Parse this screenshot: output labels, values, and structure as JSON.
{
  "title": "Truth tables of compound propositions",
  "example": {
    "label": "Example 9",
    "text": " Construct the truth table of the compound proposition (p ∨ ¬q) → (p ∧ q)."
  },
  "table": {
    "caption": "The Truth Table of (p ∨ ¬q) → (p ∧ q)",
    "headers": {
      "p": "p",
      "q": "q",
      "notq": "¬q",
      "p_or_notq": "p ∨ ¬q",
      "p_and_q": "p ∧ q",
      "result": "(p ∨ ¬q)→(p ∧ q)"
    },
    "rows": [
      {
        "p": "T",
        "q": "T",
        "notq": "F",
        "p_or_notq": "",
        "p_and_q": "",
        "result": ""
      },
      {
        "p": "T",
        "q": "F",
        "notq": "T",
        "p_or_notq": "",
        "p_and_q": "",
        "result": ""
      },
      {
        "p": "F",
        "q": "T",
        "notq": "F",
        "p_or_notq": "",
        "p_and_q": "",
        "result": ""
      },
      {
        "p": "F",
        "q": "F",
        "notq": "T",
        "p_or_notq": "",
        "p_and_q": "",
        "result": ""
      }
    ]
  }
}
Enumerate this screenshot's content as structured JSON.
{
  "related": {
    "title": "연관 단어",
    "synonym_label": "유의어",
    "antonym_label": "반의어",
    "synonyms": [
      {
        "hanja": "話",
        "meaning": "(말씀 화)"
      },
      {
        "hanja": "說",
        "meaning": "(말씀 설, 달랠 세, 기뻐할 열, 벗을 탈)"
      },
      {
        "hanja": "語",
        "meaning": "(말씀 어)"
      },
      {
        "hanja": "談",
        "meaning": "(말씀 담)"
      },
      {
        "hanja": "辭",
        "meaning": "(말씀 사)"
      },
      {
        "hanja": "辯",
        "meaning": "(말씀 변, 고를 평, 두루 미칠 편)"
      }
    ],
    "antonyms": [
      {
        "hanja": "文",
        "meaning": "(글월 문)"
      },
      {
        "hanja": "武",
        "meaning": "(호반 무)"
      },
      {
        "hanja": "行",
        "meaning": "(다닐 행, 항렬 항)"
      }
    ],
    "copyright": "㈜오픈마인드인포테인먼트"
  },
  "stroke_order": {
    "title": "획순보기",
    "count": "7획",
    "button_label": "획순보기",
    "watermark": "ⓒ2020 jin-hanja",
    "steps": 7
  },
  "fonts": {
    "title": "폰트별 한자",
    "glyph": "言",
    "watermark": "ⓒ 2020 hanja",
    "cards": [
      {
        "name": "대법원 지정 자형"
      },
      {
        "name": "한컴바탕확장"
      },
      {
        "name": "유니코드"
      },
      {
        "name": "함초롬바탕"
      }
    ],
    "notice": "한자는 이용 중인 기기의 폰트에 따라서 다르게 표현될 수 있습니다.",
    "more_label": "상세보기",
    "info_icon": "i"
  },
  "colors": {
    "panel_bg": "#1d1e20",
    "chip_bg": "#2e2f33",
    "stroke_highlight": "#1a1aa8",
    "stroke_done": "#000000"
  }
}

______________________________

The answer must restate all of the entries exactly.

◆ **OUTPUT FOR THIS TASK**:
Parse this screenshot: output labels, values, and structure as JSON.
{
  "title": "Truth tables of compound propositions",
  "example": {
    "label": "Example 9",
    "text": " Construct the truth table of the compound proposition (p ∨ ¬q) → (p ∧ q)."
  },
  "table": {
    "caption": "The Truth Table of (p ∨ ¬q) → (p ∧ q)",
    "headers": {
      "p": "p",
      "q": "q",
      "notq": "¬q",
      "p_or_notq": "p ∨ ¬q",
      "p_and_q": "p ∧ q",
      "result": "(p ∨ ¬q)→(p ∧ q)"
    },
    "rows": [
      {
        "p": "T",
        "q": "T",
        "notq": "F",
        "p_or_notq": "",
        "p_and_q": "",
        "result": ""
      },
      {
        "p": "T",
        "q": "F",
        "notq": "T",
        "p_or_notq": "",
        "p_and_q": "",
        "result": ""
      },
      {
        "p": "F",
        "q": "T",
        "notq": "F",
        "p_or_notq": "",
        "p_and_q": "",
        "result": ""
      },
      {
        "p": "F",
        "q": "F",
        "notq": "T",
        "p_or_notq": "",
        "p_and_q": "",
        "result": ""
      }
    ]
  }
}
Enumerate this screenshot's content as structured JSON.
{
  "related": {
    "title": "연관 단어",
    "synonym_label": "유의어",
    "antonym_label": "반의어",
    "synonyms": [
      {
        "hanja": "話",
        "meaning": "(말씀 화)"
      },
      {
        "hanja": "說",
        "meaning": "(말씀 설, 달랠 세, 기뻐할 열, 벗을 탈)"
      },
      {
        "hanja": "語",
        "meaning": "(말씀 어)"
      },
      {
        "hanja": "談",
        "meaning": "(말씀 담)"
      },
      {
        "hanja": "辭",
        "meaning": "(말씀 사)"
      },
      {
        "hanja": "辯",
        "meaning": "(말씀 변, 고를 평, 두루 미칠 편)"
      }
    ],
    "antonyms": [
      {
        "hanja": "文",
        "meaning": "(글월 문)"
      },
      {
        "hanja": "武",
        "meaning": "(호반 무)"
      },
      {
        "hanja": "行",
        "meaning": "(다닐 행, 항렬 항)"
      }
    ],
    "copyright": "㈜오픈마인드인포테인먼트"
  },
  "stroke_order": {
    "title": "획순보기",
    "count": "7획",
    "button_label": "획순보기",
    "watermark": "ⓒ2020 jin-hanja",
    "steps": 7
  },
  "fonts": {
    "title": "폰트별 한자",
    "glyph": "言",
    "watermark": "ⓒ 2020 hanja",
    "cards": [
      {
        "name": "대법원 지정 자형"
      },
      {
        "name": "한컴바탕확장"
      },
      {
        "name": "유니코드"
      },
      {
        "name": "함초롬바탕"
      }
    ],
    "notice": "한자는 이용 중인 기기의 폰트에 따라서 다르게 표현될 수 있습니다.",
    "more_label": "상세보기",
    "info_icon": "i"
  },
  "colors": {
    "panel_bg": "#1d1e20",
    "chip_bg": "#2e2f33",
    "stroke_highlight": "#1a1aa8",
    "stroke_done": "#000000"
  }
}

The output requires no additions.